Finally, plaintiffs cite Croley v. Matson Navigation Co., 434 F.2d 73 (5th Cir. 1970), and Burnett v. City of Adrian, 414 Mich. 448, 326 N.W.2d 810 (1982), for the proposition that summary judgment should never be granted in cases involving a particular knowledge on the part of the defendant. In Croley, decided long before the United States Supreme Court's important summary judgment cases of 1986, the Fifth Circuit reasoned that it should be cautious in granting motions for summary judgment where state of mind is at issue because credibility determinations are often important. Knowledge, not credibility, is the issue in this case. The issues are whether there is any evidence showing (1) a dangerous or exaggerated current near the breakwater, and (2) defendant's knowledge of it. Plaintiffs' proof was deficient in both respects.
Burnett is also distinguishable. Although the court held that "summary judgment is almost always inappropriate in this type of case," 326 N.W.2d at 822, and the plaintiffs had alleged willful and wanton misconduct in that case, the issue in Burnett was whether the motion for summary judgment for failure to plead an actionable claim should have been granted. Thus, the court looked only at the factual allegations in plaintiffs' complaint to determine whether plaintiffs had stated a claim for willful and wanton misconduct. It was simply discussing a different kind of "summary judgment." When matters go beyond mere pleadings, however, as they do in the present case, summary judgment is perfectly appropriate if gaps appear in the plaintiffs' proof such that their case cannot be proven.
The failure of the plaintiffs to show that an exaggerated and dangerous current existed by virtue of defendant's breakwater and their failure to show that defendant should have known of such a situation means they cannot prove the first element of the Gibbard test for willful and wanton misconduct--knowledge of a dangerous situation. In light of those failures, we conclude the district court was correct in granting summary judgment to the defendant.

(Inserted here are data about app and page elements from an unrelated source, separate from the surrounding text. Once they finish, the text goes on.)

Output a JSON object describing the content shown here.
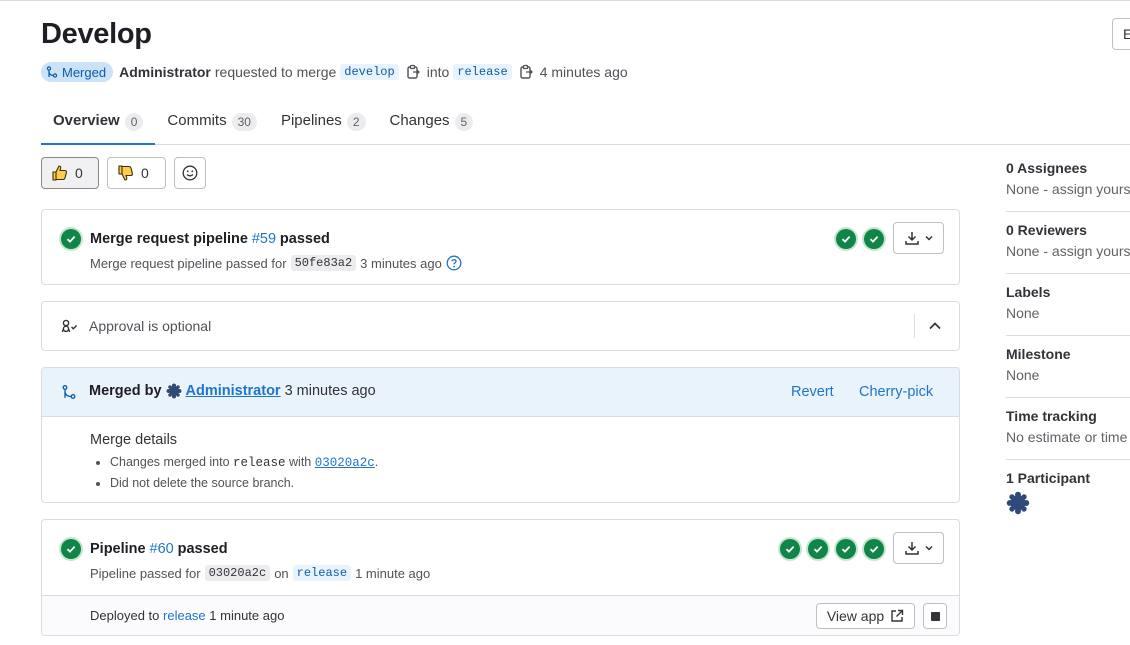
{
  "header": {
    "title": "Develop",
    "edge_button": "E",
    "status_badge": "Merged",
    "author": "Administrator",
    "requested_text": "requested to merge",
    "source_branch": "develop",
    "into_text": "into",
    "target_branch": "release",
    "time": "4 minutes ago"
  },
  "tabs": [
    {
      "label": "Overview",
      "count": "0"
    },
    {
      "label": "Commits",
      "count": "30"
    },
    {
      "label": "Pipelines",
      "count": "2"
    },
    {
      "label": "Changes",
      "count": "5"
    }
  ],
  "reactions": {
    "thumbs_up": "0",
    "thumbs_down": "0"
  },
  "mr_pipeline": {
    "title_prefix": "Merge request pipeline",
    "pipeline_id": "#59",
    "title_suffix": "passed",
    "sub_prefix": "Merge request pipeline passed for",
    "sha": "50fe83a2",
    "sub_time": "3 minutes ago"
  },
  "approval": {
    "text": "Approval is optional"
  },
  "merged": {
    "prefix": "Merged by",
    "user": "Administrator",
    "time": "3 minutes ago",
    "revert": "Revert",
    "cherry_pick": "Cherry-pick",
    "details_title": "Merge details",
    "detail1_prefix": "Changes merged into",
    "detail1_branch": "release",
    "detail1_with": "with",
    "detail1_sha": "03020a2c",
    "detail1_end": ".",
    "detail2": "Did not delete the source branch."
  },
  "pipeline": {
    "title_prefix": "Pipeline",
    "pipeline_id": "#60",
    "title_suffix": "passed",
    "sub_prefix": "Pipeline passed for",
    "sha": "03020a2c",
    "on_text": "on",
    "branch": "release",
    "sub_time": "1 minute ago",
    "deployed_prefix": "Deployed to",
    "environment": "release",
    "deployed_time": "1 minute ago",
    "view_app": "View app"
  },
  "sidebar": {
    "assignees_title": "0 Assignees",
    "assignees_value": "None - assign yourself",
    "reviewers_title": "0 Reviewers",
    "reviewers_value": "None - assign yourself",
    "labels_title": "Labels",
    "labels_value": "None",
    "milestone_title": "Milestone",
    "milestone_value": "None",
    "time_title": "Time tracking",
    "time_value": "No estimate or time spent",
    "participants_title": "1 Participant"
  },
  "colors": {
    "success": "#108548",
    "link": "#1f75cb",
    "merged_bg": "#cbe2f9",
    "merged_header_bg": "#e9f3fc"
  }
}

Thus, it is not necessary for us to address the proximate cause issue raised by the plaintiffs.
For the foregoing reasons, the summary judgment granted by the district court is AFFIRMED.

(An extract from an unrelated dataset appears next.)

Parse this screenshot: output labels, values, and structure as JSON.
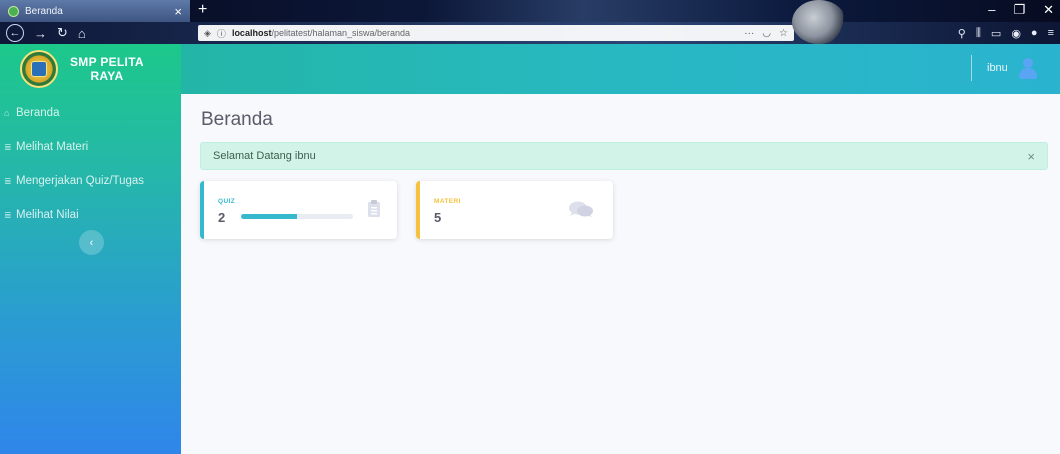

Because of Michigan's particular definition of "gross negligence," the district court held that plaintiffs had not properly pled it. Plaintiffs state that this ruling is not being appealed and concede that "the lower court properly focused upon willful [and] wanton misconduct...." Brief of Appellants at 21